Web page and app entries:

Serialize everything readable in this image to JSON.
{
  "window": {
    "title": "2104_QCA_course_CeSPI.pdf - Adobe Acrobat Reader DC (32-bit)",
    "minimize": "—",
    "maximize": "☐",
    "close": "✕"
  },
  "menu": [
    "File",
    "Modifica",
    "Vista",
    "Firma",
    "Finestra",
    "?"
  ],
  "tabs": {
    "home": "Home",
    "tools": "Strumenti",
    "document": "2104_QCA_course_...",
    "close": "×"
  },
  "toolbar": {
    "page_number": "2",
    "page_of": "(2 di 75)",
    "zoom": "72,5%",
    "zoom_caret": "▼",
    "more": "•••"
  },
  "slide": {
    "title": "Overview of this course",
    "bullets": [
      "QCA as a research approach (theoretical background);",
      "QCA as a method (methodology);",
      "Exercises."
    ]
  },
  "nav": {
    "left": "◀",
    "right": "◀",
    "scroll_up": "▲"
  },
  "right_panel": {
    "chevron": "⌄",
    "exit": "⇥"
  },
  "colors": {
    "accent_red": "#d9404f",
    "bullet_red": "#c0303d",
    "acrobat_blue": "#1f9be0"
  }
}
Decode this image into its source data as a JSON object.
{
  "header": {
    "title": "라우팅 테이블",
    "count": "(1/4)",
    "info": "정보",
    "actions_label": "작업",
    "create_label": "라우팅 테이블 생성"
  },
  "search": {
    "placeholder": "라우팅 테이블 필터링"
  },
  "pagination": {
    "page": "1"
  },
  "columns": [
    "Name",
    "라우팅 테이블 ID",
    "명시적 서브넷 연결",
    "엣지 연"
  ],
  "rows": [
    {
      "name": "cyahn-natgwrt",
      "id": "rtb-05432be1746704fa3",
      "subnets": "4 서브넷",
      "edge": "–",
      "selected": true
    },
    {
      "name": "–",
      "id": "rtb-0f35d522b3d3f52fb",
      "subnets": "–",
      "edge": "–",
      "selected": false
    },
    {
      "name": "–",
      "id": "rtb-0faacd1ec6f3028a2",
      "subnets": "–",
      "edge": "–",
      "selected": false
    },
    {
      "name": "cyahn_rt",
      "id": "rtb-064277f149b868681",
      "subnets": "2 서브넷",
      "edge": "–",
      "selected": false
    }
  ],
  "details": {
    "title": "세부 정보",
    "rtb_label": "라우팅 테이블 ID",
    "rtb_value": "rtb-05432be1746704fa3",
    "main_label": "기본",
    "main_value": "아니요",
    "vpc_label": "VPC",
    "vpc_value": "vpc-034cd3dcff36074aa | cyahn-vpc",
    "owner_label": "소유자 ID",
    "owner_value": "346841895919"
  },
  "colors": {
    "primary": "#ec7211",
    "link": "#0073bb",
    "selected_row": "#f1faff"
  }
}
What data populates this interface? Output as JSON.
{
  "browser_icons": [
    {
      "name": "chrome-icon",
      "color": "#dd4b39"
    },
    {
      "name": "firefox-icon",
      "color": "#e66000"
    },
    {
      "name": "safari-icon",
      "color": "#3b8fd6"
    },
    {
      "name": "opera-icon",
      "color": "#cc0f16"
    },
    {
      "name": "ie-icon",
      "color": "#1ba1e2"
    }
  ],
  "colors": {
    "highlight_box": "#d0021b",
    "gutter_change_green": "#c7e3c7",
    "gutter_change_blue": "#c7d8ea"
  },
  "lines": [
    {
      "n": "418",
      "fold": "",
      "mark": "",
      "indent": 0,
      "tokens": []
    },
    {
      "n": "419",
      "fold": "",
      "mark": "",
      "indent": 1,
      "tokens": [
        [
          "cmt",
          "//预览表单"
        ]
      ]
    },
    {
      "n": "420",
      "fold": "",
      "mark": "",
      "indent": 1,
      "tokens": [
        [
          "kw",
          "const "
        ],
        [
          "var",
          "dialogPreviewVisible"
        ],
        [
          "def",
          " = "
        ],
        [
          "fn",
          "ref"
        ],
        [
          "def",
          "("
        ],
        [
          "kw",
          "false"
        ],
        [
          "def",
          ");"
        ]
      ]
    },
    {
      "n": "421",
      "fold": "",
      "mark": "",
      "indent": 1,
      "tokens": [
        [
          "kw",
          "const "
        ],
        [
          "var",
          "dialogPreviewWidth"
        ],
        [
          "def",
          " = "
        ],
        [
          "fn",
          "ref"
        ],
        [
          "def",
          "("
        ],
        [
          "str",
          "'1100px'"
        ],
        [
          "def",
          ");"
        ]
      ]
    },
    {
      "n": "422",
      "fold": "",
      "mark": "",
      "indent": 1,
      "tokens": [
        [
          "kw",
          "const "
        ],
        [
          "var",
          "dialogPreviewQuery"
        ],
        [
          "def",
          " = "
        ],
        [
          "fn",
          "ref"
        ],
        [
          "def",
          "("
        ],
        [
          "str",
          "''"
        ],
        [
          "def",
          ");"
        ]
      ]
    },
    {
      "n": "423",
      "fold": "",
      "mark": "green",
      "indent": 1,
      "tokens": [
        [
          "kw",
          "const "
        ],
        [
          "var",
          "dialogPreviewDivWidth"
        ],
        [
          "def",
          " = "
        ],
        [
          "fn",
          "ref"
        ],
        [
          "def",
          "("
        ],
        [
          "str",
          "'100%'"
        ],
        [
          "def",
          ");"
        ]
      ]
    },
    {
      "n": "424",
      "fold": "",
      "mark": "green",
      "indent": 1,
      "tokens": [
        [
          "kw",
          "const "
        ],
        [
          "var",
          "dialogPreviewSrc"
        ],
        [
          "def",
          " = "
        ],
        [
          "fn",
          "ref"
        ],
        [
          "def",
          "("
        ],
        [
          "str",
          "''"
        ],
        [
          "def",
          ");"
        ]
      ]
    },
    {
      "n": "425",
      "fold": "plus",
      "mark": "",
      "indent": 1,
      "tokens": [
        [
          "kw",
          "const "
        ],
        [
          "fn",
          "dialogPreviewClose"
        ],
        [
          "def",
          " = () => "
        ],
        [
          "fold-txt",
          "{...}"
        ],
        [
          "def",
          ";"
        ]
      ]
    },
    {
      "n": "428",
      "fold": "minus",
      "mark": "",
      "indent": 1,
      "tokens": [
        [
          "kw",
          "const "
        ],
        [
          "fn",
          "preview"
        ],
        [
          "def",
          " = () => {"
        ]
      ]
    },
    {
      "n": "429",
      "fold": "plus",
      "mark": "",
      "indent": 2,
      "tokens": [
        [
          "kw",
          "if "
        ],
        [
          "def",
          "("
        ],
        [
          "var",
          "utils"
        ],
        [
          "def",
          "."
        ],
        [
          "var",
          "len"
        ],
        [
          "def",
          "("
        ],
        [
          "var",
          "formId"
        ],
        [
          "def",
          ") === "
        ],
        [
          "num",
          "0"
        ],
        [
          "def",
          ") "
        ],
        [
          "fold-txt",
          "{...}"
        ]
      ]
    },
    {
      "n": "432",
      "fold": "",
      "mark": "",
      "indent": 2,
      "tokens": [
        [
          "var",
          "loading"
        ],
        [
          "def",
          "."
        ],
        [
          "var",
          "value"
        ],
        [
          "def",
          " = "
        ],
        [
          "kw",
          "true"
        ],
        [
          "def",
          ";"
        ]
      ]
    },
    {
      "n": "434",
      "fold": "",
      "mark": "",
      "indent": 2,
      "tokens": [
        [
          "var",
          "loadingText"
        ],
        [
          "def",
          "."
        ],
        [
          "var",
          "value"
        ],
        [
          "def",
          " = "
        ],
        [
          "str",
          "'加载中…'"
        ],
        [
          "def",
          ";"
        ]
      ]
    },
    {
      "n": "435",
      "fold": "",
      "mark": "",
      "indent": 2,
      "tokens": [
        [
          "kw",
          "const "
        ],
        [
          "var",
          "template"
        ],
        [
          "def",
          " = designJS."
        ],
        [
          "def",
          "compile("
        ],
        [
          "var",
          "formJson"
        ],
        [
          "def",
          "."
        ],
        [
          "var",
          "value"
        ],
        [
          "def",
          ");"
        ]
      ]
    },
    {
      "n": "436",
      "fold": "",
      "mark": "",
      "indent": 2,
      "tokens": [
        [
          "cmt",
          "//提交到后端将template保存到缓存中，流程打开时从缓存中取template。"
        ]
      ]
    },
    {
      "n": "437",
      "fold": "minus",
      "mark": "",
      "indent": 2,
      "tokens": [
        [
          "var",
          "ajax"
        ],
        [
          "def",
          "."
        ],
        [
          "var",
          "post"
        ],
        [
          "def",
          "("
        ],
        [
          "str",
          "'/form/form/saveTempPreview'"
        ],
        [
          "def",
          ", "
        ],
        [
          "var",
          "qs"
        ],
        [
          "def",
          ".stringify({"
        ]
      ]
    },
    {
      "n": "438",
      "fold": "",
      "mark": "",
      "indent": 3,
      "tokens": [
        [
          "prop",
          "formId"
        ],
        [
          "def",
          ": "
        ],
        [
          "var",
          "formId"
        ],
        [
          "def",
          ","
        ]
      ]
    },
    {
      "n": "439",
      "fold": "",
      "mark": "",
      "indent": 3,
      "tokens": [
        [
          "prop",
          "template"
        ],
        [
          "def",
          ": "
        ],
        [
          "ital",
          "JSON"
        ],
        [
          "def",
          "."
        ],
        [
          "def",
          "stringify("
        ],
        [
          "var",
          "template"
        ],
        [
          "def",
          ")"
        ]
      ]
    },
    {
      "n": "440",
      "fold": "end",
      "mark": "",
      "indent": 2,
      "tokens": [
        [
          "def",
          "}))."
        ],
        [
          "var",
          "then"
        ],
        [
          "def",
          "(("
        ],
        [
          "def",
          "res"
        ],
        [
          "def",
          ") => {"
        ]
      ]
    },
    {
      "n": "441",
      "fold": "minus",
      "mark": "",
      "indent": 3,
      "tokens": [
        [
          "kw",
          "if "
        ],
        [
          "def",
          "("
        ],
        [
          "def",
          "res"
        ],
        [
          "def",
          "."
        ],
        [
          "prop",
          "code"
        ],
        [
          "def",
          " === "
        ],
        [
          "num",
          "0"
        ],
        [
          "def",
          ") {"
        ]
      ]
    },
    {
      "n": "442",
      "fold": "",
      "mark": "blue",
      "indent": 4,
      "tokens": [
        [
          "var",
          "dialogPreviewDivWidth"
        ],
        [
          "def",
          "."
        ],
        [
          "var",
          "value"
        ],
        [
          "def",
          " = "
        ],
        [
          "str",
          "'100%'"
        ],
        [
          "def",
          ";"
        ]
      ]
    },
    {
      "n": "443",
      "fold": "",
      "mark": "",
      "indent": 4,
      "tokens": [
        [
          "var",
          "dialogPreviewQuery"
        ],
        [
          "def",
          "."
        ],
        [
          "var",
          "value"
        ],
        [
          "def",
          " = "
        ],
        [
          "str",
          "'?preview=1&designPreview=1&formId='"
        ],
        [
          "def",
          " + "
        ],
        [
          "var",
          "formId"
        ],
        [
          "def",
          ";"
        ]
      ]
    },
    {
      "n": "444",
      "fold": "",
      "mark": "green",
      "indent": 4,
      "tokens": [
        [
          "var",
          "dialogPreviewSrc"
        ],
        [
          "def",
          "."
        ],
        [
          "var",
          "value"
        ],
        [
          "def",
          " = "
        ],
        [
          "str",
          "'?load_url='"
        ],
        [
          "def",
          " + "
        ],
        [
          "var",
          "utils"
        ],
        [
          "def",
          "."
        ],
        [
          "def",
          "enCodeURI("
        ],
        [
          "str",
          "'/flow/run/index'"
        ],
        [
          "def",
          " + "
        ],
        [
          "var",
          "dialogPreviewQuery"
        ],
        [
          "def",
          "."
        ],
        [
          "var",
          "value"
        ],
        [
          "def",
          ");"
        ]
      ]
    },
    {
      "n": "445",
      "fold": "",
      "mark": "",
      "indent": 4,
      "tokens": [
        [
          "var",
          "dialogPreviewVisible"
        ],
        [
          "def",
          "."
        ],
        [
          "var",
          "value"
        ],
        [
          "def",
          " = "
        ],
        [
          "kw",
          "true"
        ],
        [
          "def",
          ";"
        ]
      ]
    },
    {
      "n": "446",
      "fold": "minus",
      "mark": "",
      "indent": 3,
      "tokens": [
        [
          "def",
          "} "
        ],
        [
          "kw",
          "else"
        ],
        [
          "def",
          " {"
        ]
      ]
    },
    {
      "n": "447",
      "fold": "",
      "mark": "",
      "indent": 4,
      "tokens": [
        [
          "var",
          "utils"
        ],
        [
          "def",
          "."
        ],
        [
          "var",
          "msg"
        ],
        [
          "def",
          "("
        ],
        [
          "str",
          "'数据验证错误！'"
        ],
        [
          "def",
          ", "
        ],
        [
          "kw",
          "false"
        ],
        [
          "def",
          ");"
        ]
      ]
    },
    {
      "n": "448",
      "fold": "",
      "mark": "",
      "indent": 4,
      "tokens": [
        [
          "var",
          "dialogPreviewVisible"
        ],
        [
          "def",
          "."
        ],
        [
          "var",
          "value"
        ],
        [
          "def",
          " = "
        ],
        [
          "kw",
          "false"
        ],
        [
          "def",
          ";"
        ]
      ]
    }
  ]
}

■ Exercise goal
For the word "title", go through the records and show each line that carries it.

■ The completed task
    "title": "2104_QCA_course_CeSPI.pdf - Adobe Acrobat Reader DC (32-bit)",
    "title": "Overview of this course",
    "title": "라우팅 테이블",
    "title": "세부 정보",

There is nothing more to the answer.